- **WORK ITEM**
Search the data below for the string "this". Extract every line that contains it.

- **Web page and app entries**
────────
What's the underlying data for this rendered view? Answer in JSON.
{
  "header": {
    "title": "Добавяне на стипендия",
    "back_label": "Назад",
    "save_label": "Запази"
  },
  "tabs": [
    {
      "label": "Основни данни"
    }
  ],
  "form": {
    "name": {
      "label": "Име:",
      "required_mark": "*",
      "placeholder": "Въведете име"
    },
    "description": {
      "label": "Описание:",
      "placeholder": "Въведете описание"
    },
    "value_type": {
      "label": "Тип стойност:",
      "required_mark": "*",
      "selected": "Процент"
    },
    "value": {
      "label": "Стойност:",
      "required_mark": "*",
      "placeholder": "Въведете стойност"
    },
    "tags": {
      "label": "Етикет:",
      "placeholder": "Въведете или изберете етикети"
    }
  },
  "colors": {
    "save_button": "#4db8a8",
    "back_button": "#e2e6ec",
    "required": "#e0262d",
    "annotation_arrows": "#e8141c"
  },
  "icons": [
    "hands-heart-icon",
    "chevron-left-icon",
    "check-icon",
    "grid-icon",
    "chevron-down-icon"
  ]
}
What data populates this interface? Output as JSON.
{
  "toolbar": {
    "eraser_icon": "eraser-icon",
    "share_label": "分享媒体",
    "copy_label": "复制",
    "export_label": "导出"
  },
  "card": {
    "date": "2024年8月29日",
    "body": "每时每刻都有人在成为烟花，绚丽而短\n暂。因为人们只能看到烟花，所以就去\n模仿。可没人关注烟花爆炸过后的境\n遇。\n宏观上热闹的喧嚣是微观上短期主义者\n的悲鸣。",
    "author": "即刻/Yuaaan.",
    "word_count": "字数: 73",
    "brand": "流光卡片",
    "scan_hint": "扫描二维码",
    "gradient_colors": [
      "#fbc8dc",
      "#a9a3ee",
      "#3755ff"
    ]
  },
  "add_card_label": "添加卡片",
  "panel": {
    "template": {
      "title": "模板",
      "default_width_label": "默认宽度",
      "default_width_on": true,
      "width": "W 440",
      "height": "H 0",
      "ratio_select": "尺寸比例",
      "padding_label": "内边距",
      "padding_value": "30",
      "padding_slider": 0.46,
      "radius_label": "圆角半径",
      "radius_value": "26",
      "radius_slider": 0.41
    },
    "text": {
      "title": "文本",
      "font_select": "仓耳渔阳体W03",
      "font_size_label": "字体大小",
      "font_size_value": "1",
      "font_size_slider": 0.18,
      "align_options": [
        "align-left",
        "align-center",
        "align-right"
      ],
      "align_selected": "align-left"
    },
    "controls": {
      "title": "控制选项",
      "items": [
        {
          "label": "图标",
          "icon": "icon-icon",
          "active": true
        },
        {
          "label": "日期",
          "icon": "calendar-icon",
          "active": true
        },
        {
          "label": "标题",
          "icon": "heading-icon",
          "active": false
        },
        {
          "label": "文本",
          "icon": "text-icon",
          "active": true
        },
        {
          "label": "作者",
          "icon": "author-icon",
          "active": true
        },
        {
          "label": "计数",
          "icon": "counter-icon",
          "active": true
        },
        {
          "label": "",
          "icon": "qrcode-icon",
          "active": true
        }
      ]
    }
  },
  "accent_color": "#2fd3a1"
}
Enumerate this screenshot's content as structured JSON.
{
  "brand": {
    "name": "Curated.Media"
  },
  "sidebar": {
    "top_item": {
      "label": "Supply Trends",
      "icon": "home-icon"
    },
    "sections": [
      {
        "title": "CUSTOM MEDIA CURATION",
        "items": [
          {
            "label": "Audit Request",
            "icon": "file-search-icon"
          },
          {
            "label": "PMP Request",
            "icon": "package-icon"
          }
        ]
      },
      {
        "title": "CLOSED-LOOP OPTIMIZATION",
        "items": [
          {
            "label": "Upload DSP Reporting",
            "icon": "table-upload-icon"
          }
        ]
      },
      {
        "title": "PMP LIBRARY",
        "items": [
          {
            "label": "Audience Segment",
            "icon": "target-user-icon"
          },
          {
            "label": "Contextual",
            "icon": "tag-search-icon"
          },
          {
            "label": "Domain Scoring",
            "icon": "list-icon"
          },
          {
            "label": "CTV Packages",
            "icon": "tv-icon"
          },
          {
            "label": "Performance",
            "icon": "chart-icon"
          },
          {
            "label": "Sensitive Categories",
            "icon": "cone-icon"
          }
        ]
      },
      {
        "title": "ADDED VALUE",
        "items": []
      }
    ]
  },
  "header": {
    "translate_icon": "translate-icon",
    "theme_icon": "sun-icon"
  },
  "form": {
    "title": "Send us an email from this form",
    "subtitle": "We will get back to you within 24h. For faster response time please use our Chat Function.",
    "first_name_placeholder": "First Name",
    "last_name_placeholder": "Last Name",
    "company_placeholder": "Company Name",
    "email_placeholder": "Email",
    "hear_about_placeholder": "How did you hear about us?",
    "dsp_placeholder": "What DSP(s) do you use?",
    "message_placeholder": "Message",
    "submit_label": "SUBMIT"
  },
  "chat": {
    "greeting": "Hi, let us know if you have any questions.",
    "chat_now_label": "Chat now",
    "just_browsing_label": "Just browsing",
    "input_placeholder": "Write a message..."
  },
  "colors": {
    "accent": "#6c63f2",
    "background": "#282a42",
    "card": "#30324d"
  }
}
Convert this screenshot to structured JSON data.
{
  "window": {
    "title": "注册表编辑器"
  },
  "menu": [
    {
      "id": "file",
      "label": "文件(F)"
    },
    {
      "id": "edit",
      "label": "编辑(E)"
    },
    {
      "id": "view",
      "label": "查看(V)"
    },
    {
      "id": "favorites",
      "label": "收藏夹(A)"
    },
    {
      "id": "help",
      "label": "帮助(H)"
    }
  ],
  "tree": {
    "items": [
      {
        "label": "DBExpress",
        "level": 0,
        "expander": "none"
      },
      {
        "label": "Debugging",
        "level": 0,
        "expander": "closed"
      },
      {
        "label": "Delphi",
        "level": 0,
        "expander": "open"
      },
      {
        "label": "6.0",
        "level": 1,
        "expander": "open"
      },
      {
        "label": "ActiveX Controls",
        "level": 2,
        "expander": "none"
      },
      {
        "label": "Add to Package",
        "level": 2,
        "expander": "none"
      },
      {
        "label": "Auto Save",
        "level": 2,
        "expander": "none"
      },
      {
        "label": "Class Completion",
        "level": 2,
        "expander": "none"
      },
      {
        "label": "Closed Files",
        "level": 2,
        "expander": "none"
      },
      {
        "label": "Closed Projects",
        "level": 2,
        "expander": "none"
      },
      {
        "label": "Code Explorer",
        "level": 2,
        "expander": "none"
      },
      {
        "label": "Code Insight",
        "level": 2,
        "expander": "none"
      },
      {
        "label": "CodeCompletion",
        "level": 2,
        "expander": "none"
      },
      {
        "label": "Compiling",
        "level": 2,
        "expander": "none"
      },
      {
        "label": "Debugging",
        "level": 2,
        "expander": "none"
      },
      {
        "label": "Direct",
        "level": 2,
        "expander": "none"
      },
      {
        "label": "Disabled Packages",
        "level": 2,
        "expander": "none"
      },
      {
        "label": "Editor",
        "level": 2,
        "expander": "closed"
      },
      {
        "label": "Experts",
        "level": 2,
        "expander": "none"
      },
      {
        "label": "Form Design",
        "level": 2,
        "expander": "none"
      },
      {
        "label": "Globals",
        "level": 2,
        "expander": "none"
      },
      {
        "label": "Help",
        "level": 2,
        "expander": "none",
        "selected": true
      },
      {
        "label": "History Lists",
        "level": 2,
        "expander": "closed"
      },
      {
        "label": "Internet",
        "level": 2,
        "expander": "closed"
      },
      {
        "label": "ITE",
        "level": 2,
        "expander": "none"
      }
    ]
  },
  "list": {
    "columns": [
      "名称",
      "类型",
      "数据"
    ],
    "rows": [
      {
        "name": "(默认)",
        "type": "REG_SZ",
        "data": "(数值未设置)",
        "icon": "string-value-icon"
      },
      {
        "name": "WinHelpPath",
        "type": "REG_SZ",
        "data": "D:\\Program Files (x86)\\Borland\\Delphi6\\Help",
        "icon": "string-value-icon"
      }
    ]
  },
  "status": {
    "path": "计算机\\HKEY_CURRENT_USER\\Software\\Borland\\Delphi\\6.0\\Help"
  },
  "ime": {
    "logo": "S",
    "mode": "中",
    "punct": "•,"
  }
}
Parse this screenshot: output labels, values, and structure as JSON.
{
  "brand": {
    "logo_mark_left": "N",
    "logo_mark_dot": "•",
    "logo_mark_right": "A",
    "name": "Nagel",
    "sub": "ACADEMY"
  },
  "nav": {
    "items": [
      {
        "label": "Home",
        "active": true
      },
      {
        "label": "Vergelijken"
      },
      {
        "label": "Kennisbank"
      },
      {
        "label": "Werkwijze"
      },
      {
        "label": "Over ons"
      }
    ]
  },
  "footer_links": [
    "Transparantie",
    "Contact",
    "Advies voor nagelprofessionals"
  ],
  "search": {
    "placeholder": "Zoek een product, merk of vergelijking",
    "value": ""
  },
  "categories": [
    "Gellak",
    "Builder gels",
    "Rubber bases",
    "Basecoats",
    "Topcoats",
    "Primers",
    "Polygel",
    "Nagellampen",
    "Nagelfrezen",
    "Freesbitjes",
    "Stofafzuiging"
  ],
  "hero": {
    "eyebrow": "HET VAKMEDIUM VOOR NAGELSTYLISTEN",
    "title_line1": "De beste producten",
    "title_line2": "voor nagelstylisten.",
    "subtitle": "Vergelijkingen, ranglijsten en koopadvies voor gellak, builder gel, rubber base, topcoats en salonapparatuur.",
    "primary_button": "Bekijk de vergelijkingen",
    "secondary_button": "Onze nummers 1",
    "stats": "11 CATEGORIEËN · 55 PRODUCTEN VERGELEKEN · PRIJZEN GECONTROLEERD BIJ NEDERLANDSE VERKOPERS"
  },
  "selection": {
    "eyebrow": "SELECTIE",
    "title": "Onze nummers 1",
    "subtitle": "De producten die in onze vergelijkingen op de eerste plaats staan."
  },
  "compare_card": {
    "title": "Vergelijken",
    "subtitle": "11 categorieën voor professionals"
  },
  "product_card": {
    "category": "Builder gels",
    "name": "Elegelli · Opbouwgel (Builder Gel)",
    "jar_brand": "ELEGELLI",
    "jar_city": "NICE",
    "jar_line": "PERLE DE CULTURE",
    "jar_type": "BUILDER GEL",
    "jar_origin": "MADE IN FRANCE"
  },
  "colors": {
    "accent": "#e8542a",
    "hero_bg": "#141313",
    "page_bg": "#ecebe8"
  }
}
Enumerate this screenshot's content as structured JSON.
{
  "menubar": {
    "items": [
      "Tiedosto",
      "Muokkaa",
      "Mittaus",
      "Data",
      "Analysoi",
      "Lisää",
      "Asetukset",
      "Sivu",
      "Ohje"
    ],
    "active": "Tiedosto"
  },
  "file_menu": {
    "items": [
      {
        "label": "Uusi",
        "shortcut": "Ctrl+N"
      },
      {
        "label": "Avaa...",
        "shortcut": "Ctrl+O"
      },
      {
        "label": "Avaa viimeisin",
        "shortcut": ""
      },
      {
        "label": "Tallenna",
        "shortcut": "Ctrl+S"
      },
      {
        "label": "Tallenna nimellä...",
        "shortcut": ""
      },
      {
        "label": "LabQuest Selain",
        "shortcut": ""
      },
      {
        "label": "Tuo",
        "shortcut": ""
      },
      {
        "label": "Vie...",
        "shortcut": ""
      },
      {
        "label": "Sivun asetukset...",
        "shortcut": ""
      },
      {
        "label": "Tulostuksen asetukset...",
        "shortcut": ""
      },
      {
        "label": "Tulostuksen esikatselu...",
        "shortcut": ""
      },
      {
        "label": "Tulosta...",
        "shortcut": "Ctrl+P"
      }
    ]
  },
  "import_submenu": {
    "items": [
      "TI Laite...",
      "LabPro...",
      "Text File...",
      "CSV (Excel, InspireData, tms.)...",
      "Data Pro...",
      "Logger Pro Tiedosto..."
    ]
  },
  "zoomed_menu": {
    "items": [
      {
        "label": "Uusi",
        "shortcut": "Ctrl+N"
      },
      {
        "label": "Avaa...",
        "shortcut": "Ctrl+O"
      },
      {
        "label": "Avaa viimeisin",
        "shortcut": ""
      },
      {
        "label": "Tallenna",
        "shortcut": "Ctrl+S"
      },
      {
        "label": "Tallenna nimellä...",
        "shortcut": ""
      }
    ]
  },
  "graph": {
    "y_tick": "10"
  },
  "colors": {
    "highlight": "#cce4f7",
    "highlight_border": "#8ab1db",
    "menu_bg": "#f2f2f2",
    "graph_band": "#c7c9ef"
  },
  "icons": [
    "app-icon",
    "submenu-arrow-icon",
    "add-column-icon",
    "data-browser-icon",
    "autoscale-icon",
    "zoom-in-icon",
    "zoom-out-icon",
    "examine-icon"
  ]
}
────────
- **COMPLETED EXERCISE**
What's the underlying data for this rendered view? Answer in JSON.
What data populates this interface? Output as JSON.
Enumerate this screenshot's content as structured JSON.
    "title": "Send us an email from this form",
Convert this screenshot to structured JSON data.
Parse this screenshot: output labels, values, and structure as JSON.
Enumerate this screenshot's content as structured JSON.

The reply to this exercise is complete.